US policy during the five-year rule of Zulfikar Ali Bhutto was capricious and suspect. PPP regime’s Socialist Policies, quest for nuclear weapons, large-scale nationalisation, the 1974 Islamic Summit in Lahore, formation of Federal Security Force, and Bhutto emerging as a leader of the Islamic Ummah was suspect in the US eyes. In Washington’s view Bhutto become too big for his boots, and had to be cut down to size. President Gerald Ford and Jimmy Carter imposed sanctions on aid to Pakistan. During the 1977 Pakistan National Alliance (PNA) movement, Bhutto got cornered for election rigging, but claimed that America was behind the PNA movement to topple his government. He alleged that his government was being punished for the nuclear weapon programme, and alignment with the Arab states.
Later, President Ziaul Haq refused the US aid offer, and called it “peanuts”. Pak-US relations took a U-turn for the better when the former Soviet Army invaded Afghanistan in December 1979. Jimmy Carter’s covert action programme to provide weapons to Afghan Mujahideen was unworkable without Pakistan’s cooperation. President Ronald Reagan aware of Pakistan’s importance offered aid package. With Pakistani cooperation, the Red Army was defeated, and its retreat and humiliation triggered the collapse of the Soviet Empire. Pakistan’s graph was high in Washington. The fallout of the 10 years war in Afghanistan was arrival of three million Afghan refugees along with Klashnikov, drug, and extremist sectarian culture in Pakistan, which have damaged Pakistani society till todate. After getting the desired result from Pakistan, the US withdrew its support from Pakistan and General Ziaul Haq was killed in the plane crash near Bahawalpur on August 17, 1988.

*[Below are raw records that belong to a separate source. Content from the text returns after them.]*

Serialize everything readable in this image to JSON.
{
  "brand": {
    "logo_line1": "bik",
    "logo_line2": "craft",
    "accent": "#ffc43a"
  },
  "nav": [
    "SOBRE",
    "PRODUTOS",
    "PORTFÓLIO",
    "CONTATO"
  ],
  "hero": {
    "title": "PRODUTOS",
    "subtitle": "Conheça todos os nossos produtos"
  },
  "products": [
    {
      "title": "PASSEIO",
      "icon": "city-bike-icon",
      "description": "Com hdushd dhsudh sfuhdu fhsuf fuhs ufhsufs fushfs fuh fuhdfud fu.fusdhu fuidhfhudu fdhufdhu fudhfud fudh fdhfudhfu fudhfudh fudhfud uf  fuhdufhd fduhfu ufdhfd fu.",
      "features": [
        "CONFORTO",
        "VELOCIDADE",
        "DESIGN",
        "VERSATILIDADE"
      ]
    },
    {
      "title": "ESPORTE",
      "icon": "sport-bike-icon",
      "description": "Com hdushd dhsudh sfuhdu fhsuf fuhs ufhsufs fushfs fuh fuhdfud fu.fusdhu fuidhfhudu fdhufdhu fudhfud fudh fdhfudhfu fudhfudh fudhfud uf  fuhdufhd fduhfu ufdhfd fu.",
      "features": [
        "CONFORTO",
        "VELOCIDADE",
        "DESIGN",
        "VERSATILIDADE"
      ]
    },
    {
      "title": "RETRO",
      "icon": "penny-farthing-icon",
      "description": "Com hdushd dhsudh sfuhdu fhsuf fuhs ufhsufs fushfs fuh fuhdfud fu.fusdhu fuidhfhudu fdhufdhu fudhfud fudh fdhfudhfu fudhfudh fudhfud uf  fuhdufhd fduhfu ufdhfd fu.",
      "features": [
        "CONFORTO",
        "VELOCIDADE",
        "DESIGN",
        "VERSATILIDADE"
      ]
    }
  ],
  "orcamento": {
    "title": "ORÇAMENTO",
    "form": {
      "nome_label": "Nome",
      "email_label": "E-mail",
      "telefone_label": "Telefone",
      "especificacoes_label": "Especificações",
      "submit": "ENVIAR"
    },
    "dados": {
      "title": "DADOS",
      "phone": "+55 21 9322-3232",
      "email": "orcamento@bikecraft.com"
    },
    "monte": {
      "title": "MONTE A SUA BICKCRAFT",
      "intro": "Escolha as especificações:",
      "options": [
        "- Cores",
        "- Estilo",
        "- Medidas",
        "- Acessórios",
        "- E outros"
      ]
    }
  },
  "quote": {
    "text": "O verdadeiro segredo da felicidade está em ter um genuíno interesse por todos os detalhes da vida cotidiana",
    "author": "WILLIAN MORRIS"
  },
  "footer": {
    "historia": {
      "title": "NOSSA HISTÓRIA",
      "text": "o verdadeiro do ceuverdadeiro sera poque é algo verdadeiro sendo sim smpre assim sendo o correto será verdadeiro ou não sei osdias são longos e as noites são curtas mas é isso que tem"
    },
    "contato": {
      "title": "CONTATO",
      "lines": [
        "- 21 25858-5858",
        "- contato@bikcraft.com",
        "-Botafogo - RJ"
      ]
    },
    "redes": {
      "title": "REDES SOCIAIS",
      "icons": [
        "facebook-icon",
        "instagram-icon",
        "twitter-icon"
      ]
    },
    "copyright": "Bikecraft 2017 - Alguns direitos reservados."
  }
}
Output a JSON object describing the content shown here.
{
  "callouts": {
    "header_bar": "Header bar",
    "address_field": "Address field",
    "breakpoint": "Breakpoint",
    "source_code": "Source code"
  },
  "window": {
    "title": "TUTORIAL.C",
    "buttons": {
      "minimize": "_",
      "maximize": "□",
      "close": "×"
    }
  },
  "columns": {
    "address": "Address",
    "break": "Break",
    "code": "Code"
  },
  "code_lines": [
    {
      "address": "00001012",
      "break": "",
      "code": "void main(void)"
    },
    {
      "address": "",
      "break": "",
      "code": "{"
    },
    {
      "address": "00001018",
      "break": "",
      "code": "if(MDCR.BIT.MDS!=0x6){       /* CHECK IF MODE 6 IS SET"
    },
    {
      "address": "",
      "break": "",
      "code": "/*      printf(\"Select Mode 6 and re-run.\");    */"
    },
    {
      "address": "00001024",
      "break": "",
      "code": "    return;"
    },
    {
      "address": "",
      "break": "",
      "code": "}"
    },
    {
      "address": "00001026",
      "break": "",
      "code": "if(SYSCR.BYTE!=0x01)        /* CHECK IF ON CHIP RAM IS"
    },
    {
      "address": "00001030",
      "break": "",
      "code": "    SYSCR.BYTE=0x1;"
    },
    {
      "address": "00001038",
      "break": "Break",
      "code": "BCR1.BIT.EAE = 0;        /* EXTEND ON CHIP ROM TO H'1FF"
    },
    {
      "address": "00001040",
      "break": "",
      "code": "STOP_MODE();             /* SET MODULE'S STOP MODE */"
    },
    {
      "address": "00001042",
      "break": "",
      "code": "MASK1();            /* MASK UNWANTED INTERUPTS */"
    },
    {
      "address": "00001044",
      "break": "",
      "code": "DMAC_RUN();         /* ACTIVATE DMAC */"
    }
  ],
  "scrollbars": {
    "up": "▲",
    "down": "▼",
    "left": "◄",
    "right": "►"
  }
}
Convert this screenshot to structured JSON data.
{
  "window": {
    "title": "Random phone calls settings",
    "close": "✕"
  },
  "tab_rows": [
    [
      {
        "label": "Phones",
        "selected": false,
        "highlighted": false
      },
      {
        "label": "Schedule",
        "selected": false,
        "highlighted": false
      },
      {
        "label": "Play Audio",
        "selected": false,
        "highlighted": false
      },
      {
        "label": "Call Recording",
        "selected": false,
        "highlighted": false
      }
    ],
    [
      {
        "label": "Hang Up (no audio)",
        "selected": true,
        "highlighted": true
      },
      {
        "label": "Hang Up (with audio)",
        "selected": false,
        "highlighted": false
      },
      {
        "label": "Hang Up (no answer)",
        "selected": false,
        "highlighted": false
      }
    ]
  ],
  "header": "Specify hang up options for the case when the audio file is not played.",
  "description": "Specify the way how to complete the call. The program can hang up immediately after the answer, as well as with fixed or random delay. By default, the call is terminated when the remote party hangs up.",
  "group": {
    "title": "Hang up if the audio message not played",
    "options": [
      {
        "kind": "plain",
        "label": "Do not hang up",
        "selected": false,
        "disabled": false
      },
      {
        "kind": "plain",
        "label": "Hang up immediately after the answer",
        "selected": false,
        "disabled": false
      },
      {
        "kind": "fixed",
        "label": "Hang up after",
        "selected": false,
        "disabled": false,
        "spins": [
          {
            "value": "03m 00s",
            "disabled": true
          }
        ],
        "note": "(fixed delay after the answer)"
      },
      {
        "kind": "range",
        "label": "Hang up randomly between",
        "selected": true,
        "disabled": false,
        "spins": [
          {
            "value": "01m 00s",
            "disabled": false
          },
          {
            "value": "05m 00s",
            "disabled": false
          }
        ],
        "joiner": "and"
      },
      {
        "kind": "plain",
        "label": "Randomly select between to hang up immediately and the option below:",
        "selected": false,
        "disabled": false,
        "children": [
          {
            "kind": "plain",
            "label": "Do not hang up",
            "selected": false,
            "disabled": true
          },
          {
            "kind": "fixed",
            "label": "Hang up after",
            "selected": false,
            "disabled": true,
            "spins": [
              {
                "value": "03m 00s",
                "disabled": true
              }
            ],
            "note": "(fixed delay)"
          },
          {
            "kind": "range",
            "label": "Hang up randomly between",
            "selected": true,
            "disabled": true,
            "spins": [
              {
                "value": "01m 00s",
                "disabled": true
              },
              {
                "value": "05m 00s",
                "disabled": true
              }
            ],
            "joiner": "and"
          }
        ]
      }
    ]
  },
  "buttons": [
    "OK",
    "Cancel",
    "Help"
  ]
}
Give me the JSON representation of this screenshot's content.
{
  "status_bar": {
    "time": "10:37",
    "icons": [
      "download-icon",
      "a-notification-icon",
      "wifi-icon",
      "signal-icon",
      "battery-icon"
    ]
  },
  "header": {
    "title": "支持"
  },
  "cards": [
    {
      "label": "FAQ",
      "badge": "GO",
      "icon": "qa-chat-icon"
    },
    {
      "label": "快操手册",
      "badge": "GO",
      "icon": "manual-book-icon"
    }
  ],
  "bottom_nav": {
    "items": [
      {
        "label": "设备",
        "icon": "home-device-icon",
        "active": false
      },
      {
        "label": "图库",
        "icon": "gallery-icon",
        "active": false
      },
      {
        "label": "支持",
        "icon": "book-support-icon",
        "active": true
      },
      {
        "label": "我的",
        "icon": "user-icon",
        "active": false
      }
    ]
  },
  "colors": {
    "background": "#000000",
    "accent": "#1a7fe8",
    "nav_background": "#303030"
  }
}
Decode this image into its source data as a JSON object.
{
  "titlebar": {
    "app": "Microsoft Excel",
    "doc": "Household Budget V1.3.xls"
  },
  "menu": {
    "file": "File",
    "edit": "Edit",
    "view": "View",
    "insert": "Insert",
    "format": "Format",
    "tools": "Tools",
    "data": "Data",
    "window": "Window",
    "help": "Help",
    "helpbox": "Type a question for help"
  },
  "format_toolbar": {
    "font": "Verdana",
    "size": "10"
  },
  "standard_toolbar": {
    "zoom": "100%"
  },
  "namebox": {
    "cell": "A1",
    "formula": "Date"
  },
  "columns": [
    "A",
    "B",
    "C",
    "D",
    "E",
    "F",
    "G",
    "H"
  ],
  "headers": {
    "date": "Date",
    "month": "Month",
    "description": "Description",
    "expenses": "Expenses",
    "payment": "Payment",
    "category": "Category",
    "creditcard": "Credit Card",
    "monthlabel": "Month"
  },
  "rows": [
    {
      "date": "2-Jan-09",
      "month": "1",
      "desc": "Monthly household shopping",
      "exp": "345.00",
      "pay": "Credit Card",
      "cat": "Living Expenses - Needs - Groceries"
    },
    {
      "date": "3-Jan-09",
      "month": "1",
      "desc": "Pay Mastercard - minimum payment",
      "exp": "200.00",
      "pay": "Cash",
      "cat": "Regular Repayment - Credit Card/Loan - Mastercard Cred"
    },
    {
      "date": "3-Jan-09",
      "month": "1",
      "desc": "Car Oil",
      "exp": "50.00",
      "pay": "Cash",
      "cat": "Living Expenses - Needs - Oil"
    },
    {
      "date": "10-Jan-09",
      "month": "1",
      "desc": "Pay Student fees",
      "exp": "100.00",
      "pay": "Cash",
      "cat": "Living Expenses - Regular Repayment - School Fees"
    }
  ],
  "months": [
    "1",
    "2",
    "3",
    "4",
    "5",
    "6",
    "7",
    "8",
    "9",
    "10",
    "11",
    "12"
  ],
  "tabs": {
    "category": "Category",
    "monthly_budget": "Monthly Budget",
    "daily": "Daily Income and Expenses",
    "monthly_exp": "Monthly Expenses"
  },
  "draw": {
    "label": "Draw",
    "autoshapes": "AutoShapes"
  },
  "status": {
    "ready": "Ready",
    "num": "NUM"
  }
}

After the October 1988 election Benazir Bhutto’s become Prime Minister and the US welcomed return of democracy to Pakistan. In October 1990 US imposed sanctions on Pakistan which was a setback to the governments of Benazir Bhutto and Nawaz Sharif. Not only this, it blocked the supply of F-16s to Pakistan, but also refused to return the money. Pakistan’s nuclear test was bitterly opposed and India exploited Kargil and defamed Pakistan. US print and electronic media termed Pakistan a failed state. This period was worst in Pak-US relations. In 1999 General Musharraf dismissed the government of Nawaz Sharif. The US was again annoyed with Pakistan.
President Clinton’s visit to India, and brief stopover in Islamabad made basic change in the US policy towards Pakistan. The “most allied ally” was rebuffed, because democracy had been thrown out of the window. But 9/11incident changed US policy towards Pakistan after Musharraf’s response to Collin Powell’s blatant ultimatum. The relations with America now hinge on Pakistan’s ability to contain terrorism. There is lot of resentment in the country against US policy of aggression in the region, and discrimination and intimidation of Pakistan.